PROBLEM TO SOLVE >> Report every line below that carries the word "kind".

SUPPLIED RECORDS >>

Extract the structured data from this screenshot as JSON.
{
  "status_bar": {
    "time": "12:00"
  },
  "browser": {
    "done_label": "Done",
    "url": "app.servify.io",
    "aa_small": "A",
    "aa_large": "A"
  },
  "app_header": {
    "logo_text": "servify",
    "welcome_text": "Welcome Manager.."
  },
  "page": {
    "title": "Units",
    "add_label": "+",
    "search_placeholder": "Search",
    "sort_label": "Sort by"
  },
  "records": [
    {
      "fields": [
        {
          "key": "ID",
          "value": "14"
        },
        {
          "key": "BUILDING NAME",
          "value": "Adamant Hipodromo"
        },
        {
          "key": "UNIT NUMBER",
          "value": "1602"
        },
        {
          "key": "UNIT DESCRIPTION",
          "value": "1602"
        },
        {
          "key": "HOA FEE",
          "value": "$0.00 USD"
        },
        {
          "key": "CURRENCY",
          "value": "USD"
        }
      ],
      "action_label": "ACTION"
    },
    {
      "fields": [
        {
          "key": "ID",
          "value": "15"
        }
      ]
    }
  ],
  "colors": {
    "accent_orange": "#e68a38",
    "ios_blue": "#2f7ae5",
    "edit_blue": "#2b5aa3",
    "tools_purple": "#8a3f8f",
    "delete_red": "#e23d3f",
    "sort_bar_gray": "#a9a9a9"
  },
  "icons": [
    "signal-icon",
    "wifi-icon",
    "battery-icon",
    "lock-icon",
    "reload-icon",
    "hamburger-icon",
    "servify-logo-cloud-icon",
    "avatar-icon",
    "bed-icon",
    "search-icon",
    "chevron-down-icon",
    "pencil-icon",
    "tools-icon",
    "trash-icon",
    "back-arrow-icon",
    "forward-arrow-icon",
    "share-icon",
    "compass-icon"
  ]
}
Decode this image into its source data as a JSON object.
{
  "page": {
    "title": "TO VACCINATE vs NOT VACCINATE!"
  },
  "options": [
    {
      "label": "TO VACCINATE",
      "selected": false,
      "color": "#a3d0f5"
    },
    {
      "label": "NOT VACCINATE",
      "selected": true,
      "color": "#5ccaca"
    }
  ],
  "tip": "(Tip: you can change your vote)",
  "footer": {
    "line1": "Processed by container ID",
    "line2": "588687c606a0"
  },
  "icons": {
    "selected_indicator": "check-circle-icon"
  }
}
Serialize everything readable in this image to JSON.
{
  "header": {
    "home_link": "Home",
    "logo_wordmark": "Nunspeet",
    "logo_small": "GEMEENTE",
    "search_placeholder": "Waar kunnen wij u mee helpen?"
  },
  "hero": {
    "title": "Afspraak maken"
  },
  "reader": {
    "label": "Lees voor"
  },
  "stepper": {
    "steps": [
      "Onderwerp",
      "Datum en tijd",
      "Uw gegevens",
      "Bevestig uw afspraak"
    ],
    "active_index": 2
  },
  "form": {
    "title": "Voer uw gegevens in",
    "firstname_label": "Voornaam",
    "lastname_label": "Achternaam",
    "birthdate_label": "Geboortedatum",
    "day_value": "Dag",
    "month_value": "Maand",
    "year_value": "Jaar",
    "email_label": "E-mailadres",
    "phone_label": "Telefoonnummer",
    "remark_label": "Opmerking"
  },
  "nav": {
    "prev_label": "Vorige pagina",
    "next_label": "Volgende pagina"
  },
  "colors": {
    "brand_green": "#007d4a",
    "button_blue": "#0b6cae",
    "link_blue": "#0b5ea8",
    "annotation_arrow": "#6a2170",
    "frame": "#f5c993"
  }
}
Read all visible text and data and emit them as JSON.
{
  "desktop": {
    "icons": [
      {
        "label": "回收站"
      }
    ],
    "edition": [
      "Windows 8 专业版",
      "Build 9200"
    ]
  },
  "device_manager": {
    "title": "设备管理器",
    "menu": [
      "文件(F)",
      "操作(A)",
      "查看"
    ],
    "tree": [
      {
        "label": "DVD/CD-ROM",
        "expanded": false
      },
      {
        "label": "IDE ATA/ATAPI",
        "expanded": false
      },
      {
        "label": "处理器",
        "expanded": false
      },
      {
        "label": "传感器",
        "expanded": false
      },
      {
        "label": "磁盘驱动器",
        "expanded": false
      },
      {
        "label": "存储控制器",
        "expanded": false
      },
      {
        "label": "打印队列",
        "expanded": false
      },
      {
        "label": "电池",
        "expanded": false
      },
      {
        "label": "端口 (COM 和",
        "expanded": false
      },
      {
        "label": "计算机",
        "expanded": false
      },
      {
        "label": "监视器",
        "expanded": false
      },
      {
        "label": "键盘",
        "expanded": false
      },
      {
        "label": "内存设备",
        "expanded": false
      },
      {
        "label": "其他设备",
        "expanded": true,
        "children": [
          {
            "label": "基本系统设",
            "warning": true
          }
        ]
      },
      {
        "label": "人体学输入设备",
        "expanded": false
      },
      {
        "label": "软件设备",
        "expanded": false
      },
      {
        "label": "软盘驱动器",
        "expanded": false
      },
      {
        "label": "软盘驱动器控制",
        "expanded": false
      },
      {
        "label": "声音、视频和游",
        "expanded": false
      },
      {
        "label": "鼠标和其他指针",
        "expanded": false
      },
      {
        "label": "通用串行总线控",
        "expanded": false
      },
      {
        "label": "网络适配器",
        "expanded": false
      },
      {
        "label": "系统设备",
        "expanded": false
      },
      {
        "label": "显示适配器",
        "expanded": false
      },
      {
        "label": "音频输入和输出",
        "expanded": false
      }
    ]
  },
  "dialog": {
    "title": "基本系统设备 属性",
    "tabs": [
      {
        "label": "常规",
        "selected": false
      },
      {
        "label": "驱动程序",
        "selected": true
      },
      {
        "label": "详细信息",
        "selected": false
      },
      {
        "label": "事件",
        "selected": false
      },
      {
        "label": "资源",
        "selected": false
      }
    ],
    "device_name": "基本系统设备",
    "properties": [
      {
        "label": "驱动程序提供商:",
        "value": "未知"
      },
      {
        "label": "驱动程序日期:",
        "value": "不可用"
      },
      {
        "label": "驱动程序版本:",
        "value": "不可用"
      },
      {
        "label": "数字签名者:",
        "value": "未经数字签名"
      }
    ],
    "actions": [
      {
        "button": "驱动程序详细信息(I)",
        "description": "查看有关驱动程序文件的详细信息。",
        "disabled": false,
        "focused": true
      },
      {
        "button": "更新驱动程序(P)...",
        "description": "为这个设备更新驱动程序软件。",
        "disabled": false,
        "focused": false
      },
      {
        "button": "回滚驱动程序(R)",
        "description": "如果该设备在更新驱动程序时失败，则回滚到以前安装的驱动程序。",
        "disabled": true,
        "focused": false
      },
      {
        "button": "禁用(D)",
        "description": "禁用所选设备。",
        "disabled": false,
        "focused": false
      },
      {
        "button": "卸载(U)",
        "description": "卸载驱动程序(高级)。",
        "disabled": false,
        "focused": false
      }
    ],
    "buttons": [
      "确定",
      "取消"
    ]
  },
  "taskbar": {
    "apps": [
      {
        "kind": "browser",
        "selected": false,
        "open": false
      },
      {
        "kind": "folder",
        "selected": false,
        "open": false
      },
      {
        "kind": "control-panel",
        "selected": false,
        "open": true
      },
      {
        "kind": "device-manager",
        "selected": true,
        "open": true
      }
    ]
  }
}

RESULT BELOW >>
        "kind": "browser",
        "kind": "folder",
        "kind": "control-panel",
        "kind": "device-manager",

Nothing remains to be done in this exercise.